  • 38 Australians are diagnosed with the disease every day.
  • 20 percent of sufferers are under 50 years old and 10 percent are diagnosed before the age of 40.
  • The number of people with PD has increased by 17 percent in the last six years with costs to the community increasing by over 48 percent.
  • For comparison purposes, the prevalence of PD is greater than prostate, bowel and many other forms of cancer, and the total number of PD sufferers is four times the number of people suffering with MS.
  • A couple of times a year my physiotherapist and exercise physiologist have students on placement for a month or two, getting hands-on experience in the latter stages of their respective degrees. I get the opportunity to discuss with them my experience of living with the disease, my symptoms, and what I’m doing to slow the disease’s progression.
  • Each year, for the four years pre-Covid, I spoke to second year medical students at the Australian National University about my diagnosis and living with the disease.
  • On three occasions, I presented as a ‘complex case’ for medical school fourth year exams. A student has an hour to take my history and examine me, before reporting to the course examiners.
  • I am part of a research project team (with ACT Health, Canberra Hospital, and the University of Canberra), examining the needs of young onset people.
  • I hosted a ‘come and try’ baseball event, raising over $2,000 for the Shake it Up Australia Foundation.
  • Understand that the disease is caused by the loss of brain cells that produce dopamine, the key neurotransmitter responsible for physical and behavioural functions such as movement, coordination, mood, motivation, sleep, how we feel pleasure, and how we process pain.
  • PD is different for everybody. No one will experience the same symptoms in the same way, and progression is highly variable.

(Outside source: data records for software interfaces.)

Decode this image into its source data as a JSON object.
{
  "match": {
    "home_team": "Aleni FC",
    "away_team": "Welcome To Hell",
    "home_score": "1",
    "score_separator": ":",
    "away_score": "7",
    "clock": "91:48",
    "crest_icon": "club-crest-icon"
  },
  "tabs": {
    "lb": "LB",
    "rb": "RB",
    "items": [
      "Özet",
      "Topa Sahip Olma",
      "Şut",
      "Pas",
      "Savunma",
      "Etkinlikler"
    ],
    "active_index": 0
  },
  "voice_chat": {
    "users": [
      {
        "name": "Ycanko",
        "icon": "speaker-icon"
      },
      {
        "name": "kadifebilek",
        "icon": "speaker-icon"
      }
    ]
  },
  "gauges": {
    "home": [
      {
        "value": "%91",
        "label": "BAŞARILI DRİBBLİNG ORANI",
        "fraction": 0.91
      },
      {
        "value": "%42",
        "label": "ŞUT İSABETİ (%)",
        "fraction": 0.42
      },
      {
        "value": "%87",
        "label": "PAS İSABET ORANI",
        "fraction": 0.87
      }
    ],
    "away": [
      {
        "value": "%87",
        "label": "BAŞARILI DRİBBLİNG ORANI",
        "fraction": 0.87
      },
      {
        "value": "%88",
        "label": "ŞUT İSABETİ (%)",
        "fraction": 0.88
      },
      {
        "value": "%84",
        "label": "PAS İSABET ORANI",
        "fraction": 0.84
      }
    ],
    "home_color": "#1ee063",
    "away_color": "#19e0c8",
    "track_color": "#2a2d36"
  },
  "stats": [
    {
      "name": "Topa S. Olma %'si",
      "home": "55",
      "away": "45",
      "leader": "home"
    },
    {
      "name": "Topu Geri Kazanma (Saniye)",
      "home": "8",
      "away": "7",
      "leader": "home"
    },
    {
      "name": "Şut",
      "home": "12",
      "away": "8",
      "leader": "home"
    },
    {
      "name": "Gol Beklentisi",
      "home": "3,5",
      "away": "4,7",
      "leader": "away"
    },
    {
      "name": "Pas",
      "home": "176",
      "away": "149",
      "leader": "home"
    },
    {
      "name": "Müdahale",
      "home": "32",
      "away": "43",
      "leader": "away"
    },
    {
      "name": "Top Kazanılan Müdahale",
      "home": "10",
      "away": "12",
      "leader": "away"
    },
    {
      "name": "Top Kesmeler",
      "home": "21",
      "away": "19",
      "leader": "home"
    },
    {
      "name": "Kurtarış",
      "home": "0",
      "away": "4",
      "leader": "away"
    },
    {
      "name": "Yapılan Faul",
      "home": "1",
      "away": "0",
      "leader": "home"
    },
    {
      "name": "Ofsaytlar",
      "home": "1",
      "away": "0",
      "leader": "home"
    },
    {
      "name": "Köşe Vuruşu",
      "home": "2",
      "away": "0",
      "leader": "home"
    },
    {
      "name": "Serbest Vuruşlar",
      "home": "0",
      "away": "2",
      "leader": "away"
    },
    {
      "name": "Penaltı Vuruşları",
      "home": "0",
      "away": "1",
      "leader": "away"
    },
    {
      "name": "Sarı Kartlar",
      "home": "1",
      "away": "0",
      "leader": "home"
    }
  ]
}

What people see


What people see, but may not understand

People may see physical or motor symptoms, but not necessarily understand exactly what those symptoms are and how they impact a person.

  • Shuffling, where a person’s step length is vastly shortened and the foot is barely lifted off the ground.
  • Loss of balance.
  • Reduced arm swing, which happens when the impacted side slows down (essentially part of Bradykinesia). This can often be an early sign of the disease.

What people don’t see

Right, we’re at the invisible part of the so-called ‘Parkinson’s iceberg’, the symptoms that usually do not have physical manifestations obvious to the casual observer.

Motor symptoms

Motor symptoms that people do not see or may not notice include musculoskeletal pain, radicular pain, and also muscle spasms and dystonia (which may also be obvious as described above).

Non-motor symptoms

This is going to be a substantial list. I’ve tried to group them. Again, if you want more details check some reliable web sources, or get in touch with me!

  • Loss of ability to multitask
  • Difficulty with planning, organising and problem solving
  • Shortened attention span
  • Short term memory loss
  • Affected visuospatial function
  • Dementia
  • Orthostatic hypotension
  • Excess saliva production
  • Hyperhidrosis (excessive sweating)
  • Constipation
  • Speech difficulties
  • Swallowing difficulties
  • Urinary urgency
  • Sexual dysfunction
  • Delusional behaviour
  • Paranoia
  • Hallucinations

Australian. Varied interests including music, wildlife (especially birds), food, baseball, taekwondo, drums. Person living with Parkinson’s.

Australian. Varied interests including music, wildlife (especially birds), food, baseball, taekwondo, drums. Person living with Parkinson’s.